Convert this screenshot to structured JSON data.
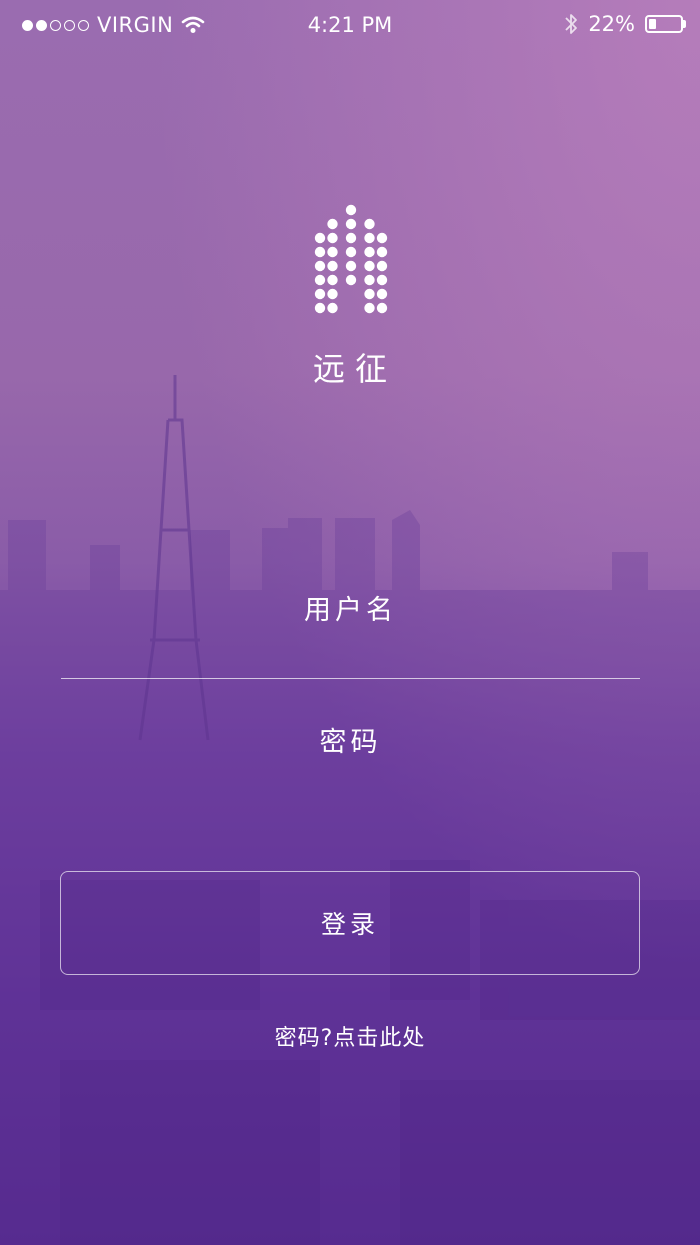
{
  "status_bar": {
    "carrier": "VIRGIN",
    "time": "4:21 PM",
    "battery_percent": "22%",
    "battery_level": 0.22,
    "signal_bars_filled": 2,
    "signal_bars_total": 5
  },
  "app": {
    "name": "远征",
    "logo_icon": "dotted-arch-logo-icon"
  },
  "form": {
    "username_placeholder": "用户名",
    "password_placeholder": "密码",
    "login_label": "登录",
    "forgot_link": "密码?点击此处"
  },
  "colors": {
    "background_top": "#9a6cb0",
    "background_bottom": "#4c2189",
    "text": "#ffffff"
  }
}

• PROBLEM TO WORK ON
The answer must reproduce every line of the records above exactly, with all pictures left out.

• WRITTEN ANSWER
Convert this screenshot to structured JSON data.
{
  "status_bar": {
    "carrier": "VIRGIN",
    "time": "4:21 PM",
    "battery_percent": "22%",
    "battery_level": 0.22,
    "signal_bars_filled": 2,
    "signal_bars_total": 5
  },
  "app": {
    "name": "远征",
    "logo_icon": "dotted-arch-logo-icon"
  },
  "form": {
    "username_placeholder": "用户名",
    "password_placeholder": "密码",
    "login_label": "登录",
    "forgot_link": "密码?点击此处"
  },
  "colors": {
    "background_top": "#9a6cb0",
    "background_bottom": "#4c2189",
    "text": "#ffffff"
  }
}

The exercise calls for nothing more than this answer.